Summer has begun and, in Houston, as along the Atlantic coast, that means it is Hurricane Season from now through the last day of November. Being from southern California I know Santa Ana winds, fire season, fog so thick you can cut it with a knife, and earthquakes; I even thought I knew thunder and lightning storms, and summer heat…until I moved here.
A few weeks ago we had an all-night thunderstorm that left 4 to 8 in. of rain, and the sound and light show was continuous and unlike anything I’d ever experienced. More recently I experienced the same, during a 4 hour morning deluge after leaving a doctor’s appointment (Near darkness at 10am was only part of the experience).
It has only been 5 years since Hurricane Ike paid a visit to this area and, Houston holds an annual Houston/Galveston National Weather Service Hurricane Workshop for preparing residents for hurricane season through presentations, interactive exhibits, hurricane forecasting and more. This has become an even more important event because, in recent years, the number of
newcomers to the region has grown, and we all should be edumicated so we don’t freak out.
The event was held yesterday, at the George Brown Convention Center in downtown Houston and I want to share my thoughts on attending. It was only 5 hours, and while there were a few presentations at the main stage I decided the best thing for me was to gather information for further reading and future planning.
After a half hour opening remarks, by the mayor and others, everyone entered the exhibition hall. For me, the most important things I picked up in my rounds of all the booths were various city, county, state and local TV hurricane and disaster preparedness guides.
Evacuation route maps and zip code maps showing areas that could be affected by storm surge, an abnormal rise in water levels coming inland from the coast, showed me where I lived in relation to those areas most likely affected. I learned that, living well west of downtown, I am out
Not being in an evacuation zone a person such as I can concentrate on knowledge for other preparations, including staying in place if safe to do so. That being said, concerns about damage to property due to winds, and sewer drain overflow on streets, plus flooding from the bayous are still of concern to outlying areas, not to mention power outages that could last from days to weeks.
I chatted with a man from the Harris County Flood Control District who checked my address on a computer map; he explained that I didn’t live in a flood plain, but in between.

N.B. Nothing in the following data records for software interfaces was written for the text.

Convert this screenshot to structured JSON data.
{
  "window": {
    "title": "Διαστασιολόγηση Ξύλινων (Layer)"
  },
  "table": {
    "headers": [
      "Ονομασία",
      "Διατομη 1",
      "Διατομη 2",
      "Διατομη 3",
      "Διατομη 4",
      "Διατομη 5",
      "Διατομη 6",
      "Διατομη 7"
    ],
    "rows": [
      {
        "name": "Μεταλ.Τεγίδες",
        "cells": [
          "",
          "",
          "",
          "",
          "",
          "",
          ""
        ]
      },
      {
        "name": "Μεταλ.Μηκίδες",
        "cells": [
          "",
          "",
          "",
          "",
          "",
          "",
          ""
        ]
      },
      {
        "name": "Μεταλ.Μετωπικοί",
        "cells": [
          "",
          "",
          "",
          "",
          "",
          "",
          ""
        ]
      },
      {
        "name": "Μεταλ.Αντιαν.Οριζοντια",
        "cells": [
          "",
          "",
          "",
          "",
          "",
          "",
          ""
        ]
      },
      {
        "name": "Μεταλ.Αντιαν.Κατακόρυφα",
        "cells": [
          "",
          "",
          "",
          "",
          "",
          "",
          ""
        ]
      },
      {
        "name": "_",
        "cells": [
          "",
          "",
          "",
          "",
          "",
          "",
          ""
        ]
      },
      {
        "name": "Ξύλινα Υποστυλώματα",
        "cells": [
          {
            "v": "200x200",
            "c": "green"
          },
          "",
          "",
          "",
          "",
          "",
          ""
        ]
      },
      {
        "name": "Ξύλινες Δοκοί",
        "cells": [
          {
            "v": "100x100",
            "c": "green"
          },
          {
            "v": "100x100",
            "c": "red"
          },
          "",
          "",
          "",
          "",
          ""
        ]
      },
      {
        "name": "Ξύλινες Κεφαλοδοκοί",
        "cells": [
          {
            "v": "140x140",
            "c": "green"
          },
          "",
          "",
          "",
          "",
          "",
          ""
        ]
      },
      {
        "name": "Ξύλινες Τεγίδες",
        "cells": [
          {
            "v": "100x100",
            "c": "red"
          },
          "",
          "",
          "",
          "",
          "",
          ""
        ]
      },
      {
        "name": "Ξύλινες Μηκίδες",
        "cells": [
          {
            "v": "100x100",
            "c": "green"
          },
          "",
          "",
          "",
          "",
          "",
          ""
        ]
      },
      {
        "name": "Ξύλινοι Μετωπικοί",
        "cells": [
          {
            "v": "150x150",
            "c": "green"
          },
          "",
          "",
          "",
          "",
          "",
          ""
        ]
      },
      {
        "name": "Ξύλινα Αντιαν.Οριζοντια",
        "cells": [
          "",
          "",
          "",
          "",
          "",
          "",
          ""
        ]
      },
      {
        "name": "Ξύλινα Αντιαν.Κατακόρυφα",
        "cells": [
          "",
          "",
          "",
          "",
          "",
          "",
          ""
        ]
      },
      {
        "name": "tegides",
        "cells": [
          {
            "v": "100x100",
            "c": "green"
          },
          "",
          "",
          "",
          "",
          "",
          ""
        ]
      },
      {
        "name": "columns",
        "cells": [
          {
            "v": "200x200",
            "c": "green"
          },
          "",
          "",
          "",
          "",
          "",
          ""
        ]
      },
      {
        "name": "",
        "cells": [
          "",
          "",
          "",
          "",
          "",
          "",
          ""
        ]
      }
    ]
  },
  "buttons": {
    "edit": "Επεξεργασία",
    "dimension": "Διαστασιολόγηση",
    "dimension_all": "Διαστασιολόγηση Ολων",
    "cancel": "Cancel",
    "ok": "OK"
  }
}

On one side of my area is Buffalo Bayou; on the other side is Brays Bayou and tributaries from Brays drain west, while those from Buffalo drain north. This means if their water levels dangerously exceed
normal the excess goes in those directions.
Harris County gets an average of 48 inches of rain a year, which is amazing to contemplate for a lifelong southern Californian.
I collected forms and guides for planning, getting supplies, organizing documents, evacuation, and preparing to ride out a storm, before, during, and after the event. If all you came here for was to pick up info on preparing survival kits you would get a ton of information to learn from. The amount of information can be a bit overwhelming when you finally start pouring over it.
One of the more interesting things I snagged, from someone who had no need of it, was a copy of the Harris County Flood Control District Media Guide, the purpose of which is to “serve as a quick reference for reporters covering the agency.”
The displays at various booths were interesting and informative and there were even exhibits especially for educating children.
Among the freebies given out, aside from the usual assortment of pens, pencils and notepads, were nifty red flashing lights once can attach to the back of a bike, or a stroller, or even stick on a backpack, a pair of DVD’s (one on surviving an active e shooter event, another on regional
disaster preparedness.) and a deck of playing cards with info on one side of each card about preparedness for hurricanes and tropical storms.
I also picked up a cool looking rain gauge, but don’t know what I’ll do with it, though it’s nice to have.
There were various pet preparedness booths and displays, with the largest and most interactive being that by the Texas Veterinary Medical Association. The Houston Humane Society, Harris County Disaster Animal Management Task Force, and Houston BARC were in attendance as well. They were all there to help pet owners prepare for, plan for and stay informed about, approaching storms.
Somewhere I was given a card about and encouraged to attend, the Reliant Park World Series of Dog Shows, next month, at Reliant Park.
The highlight of the day was meeting the chief meteorologist/weatherperson for KHOU Channel 11 news, David Paul as well as his colleague meteorologist Chita Johnson. They were very good sports in signing their photo cards to my cats, with the message “Be Purrpared!!”
His was to Nikita, hers to Elvira.
So, now to prepare to "batten down the hatches".